    From 9 a.m.-12 p.m., he had down, “work.” This is quite general, but likely he had specific tasks in mind when he put this on his schedule.
  • 12-2 p.m.
    From 12 noon to 2 p.m., Franklin dined and looked over his accounts.
  • 2-6 p.m.
    From 2-6 p.m., he went back to work until 6 pm, when he enjoyed an evening of music, reflection, and analysis of his day from 6-9 p.m.
  • He scheduled sleep from 10 p.m. to 4 a.m.


Leo Babauta

Leo Babauta who is known for living a “Zen” life based on certain habits of self-reflection, says that the early morning hours are the best time to plan the day’s schedule. He focuses on thinking about the most important tasks for the day early in the morning. He then starts doing his exercise and fitness routine and fixes lunches for his kids and other housekeeping chores.

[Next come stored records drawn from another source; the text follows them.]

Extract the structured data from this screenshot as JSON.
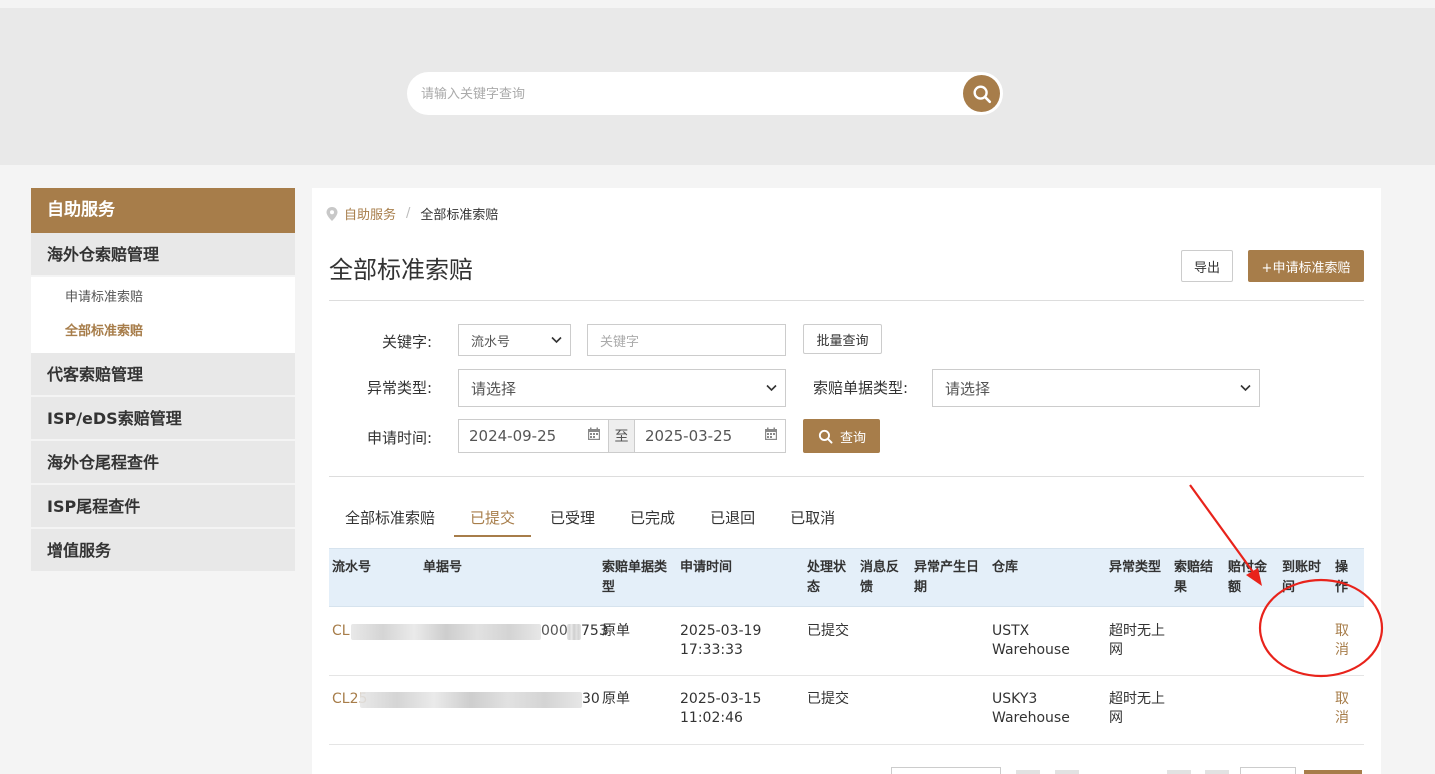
{
  "search": {
    "placeholder": "请输入关键字查询"
  },
  "sidebar": {
    "title": "自助服务",
    "items": [
      {
        "label": "海外仓索赔管理",
        "children": [
          {
            "label": "申请标准索赔"
          },
          {
            "label": "全部标准索赔",
            "active": true
          }
        ]
      },
      {
        "label": "代客索赔管理"
      },
      {
        "label": "ISP/eDS索赔管理"
      },
      {
        "label": "海外仓尾程查件"
      },
      {
        "label": "ISP尾程查件"
      },
      {
        "label": "增值服务"
      }
    ]
  },
  "breadcrumb": {
    "parent": "自助服务",
    "separator": "/",
    "current": "全部标准索赔"
  },
  "page": {
    "title": "全部标准索赔",
    "export_label": "导出",
    "apply_label": "+申请标准索赔"
  },
  "filters": {
    "keyword_label": "关键字:",
    "keyword_type_value": "流水号",
    "keyword_placeholder": "关键字",
    "batch_label": "批量查询",
    "exception_label": "异常类型:",
    "exception_value": "请选择",
    "doc_type_label": "索赔单据类型:",
    "doc_type_value": "请选择",
    "date_label": "申请时间:",
    "date_from": "2024-09-25",
    "date_sep": "至",
    "date_to": "2025-03-25",
    "query_label": "查询"
  },
  "tabs": [
    {
      "label": "全部标准索赔"
    },
    {
      "label": "已提交",
      "active": true
    },
    {
      "label": "已受理"
    },
    {
      "label": "已完成"
    },
    {
      "label": "已退回"
    },
    {
      "label": "已取消"
    }
  ],
  "table": {
    "headers": [
      "流水号",
      "单据号",
      "索赔单据类型",
      "申请时间",
      "处理状态",
      "消息反馈",
      "异常产生日期",
      "仓库",
      "异常类型",
      "索赔结果",
      "赔付金额",
      "到账时间",
      "操作"
    ],
    "rows": [
      {
        "serial_prefix": "CL",
        "doc_suffix": "000",
        "doc_end": "753",
        "doc_type": "原单",
        "time_date": "2025-03-19",
        "time_clock": "17:33:33",
        "status": "已提交",
        "warehouse": "USTX Warehouse",
        "exception_type": "超时无上网",
        "action": "取消"
      },
      {
        "serial_prefix": "CL25",
        "doc_suffix": "",
        "doc_end": "30",
        "doc_type": "原单",
        "time_date": "2025-03-15",
        "time_clock": "11:02:46",
        "status": "已提交",
        "warehouse": "USKY3 Warehouse",
        "exception_type": "超时无上网",
        "action": "取消"
      }
    ]
  },
  "colors": {
    "accent": "#a77d4a",
    "annotation": "#e8231b",
    "table_header_bg": "#e4eff9"
  }
}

Below is his morning schedule that he follows daily:

  1. Wake up at 4:30 a.m.
  2. Drink water.
  3. Decide on the three most important tasks for the day (MITs).
  4. Fix lunches for kids and myself.
  5. Eat breakfast and read.
  6. Exercise or meditate.
  7. Shower.
  8. Wake wife and children at 6:30 a.m.

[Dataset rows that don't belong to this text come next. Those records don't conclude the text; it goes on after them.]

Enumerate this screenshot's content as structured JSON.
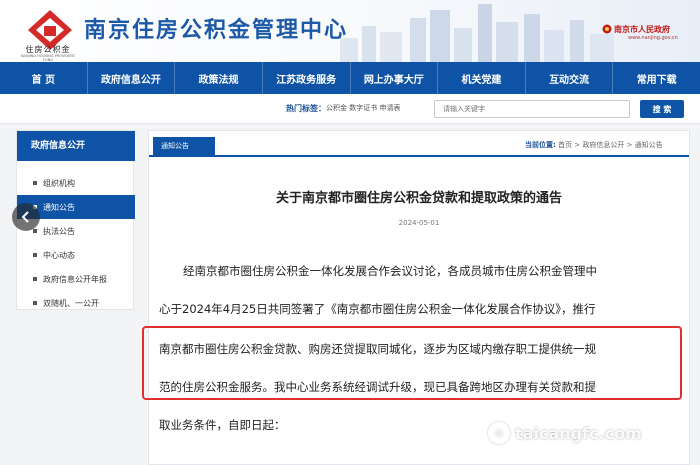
{
  "header": {
    "site_title": "南京住房公积金管理中心",
    "logo_text": "住房公积金",
    "logo_sub": "NANJING HOUSING PROVIDENT FUND",
    "gov_text": "南京市人民政府",
    "gov_url": "www.nanjing.gov.cn"
  },
  "nav": {
    "items": [
      "首 页",
      "政府信息公开",
      "政策法规",
      "江苏政务服务",
      "网上办事大厅",
      "机关党建",
      "互动交流",
      "常用下载"
    ]
  },
  "search": {
    "hot_label": "热门标签：",
    "hot_words": "公积金  数字证书  申请表",
    "placeholder": "请输入关键字",
    "button": "搜 索"
  },
  "sidebar": {
    "title": "政府信息公开",
    "items": [
      {
        "label": "组织机构"
      },
      {
        "label": "通知公告"
      },
      {
        "label": "执法公告"
      },
      {
        "label": "中心动态"
      },
      {
        "label": "政府信息公开年报"
      },
      {
        "label": "双随机、一公开"
      }
    ]
  },
  "main": {
    "tab": "通知公告",
    "crumb_label": "当前位置:",
    "crumb_path": "首页 > 政府信息公开 > 通知公告",
    "title": "关于南京都市圈住房公积金贷款和提取政策的通告",
    "date": "2024-05-01",
    "paragraph_lines": [
      "经南京都市圈住房公积金一体化发展合作会议讨论，各成员城市住房公积金管理中",
      "心于2024年4月25日共同签署了《南京都市圈住房公积金一体化发展合作协议》，推行",
      "南京都市圈住房公积金贷款、购房还贷提取同城化，逐步为区域内缴存职工提供统一规",
      "范的住房公积金服务。我中心业务系统经调试升级，现已具备跨地区办理有关贷款和提",
      "取业务条件，自即日起："
    ]
  },
  "watermark": {
    "text": "taicangfc.com"
  }
}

The Schedule Hack

Here is a unique idea that focuses on a simple way to stay energized and focus on one major task at a time. It is mysteriously void of a specific schedule but rather focuses on one specific aspect of the business each day, with three rest days worked into the schedule as well.

The idea of this unique entrepreneur program is to avoid the lag that is often experienced in the middle of the week while focusing and working harder on the other days.

This graphic shows why this idea works. It may sound illogical, but there is scientific evidence that proves that people who work fewer hours are more productive.

Less is More

Most entrepreneurs are workaholics. We tend to think that working more is always better and that we will be more productive if we work constantly. But the brain (and the body) needs rest. Taking a day off in the middle of the week can keep you energized for the rest of the week and kept your productivity high.

The graphic above shows that productivity goes down in direct proportion to more hours worked. Granted, other factors influence your level of productivity. But studies show that too much intense work can lead to a decline in productivity.

There are, of course, others things you can do to increase your productivity such as short breaks between work periods and doing something fun like exercise or another favorable activity that boosts your energy between jobs.

However, you do it, keeping a balance between your work and off time can go a long way toward increasing your productivity and energy level.

The Daily Scheduling Approach

Because of the diversity of some entrepreneur’s business goals and responsibilities, it may be necessary to create a schedule that differs from day to day. Some people prefer to have specific things that they do each day that are consistent.

But creating a new schedule each morning or the night before the day you plan to implement it may give you more focus on the tasks at hand. The important thing to remember is to do what works for you and not just to emulate other entrepreneurs. It may work for them. But it doesn’t mean it’s best for you.

By creating a different schedule every day, you can see what needs to be completed from the day before and create new goals for the next day based on what you achieved the day before.

Smart Goal Setting

Scheduling for Success

When it comes to scheduling for success, you should choose what works best for you. Focusing on your most productive time frame to work on the hardest tasks is a great idea, as well as being aware of when you are the most efficient. Monitoring your actual time use as opposed to your schedule or plan will give you some insight as to how you are using your time.

It may help to follow other entrepreneurs’ scheduling to see how they best use their time for their success. But the best thing to do is to think about your goals and how you should use your time to your advantage.

As we’ve said repeatedly about other topics surrounding the life of an entrepreneur, it’s good to observe what others do as a reference or to get some inspiration for what you want to do. But, to choose the best path, you should always consider your specific goals and obligations and decide what works best for you.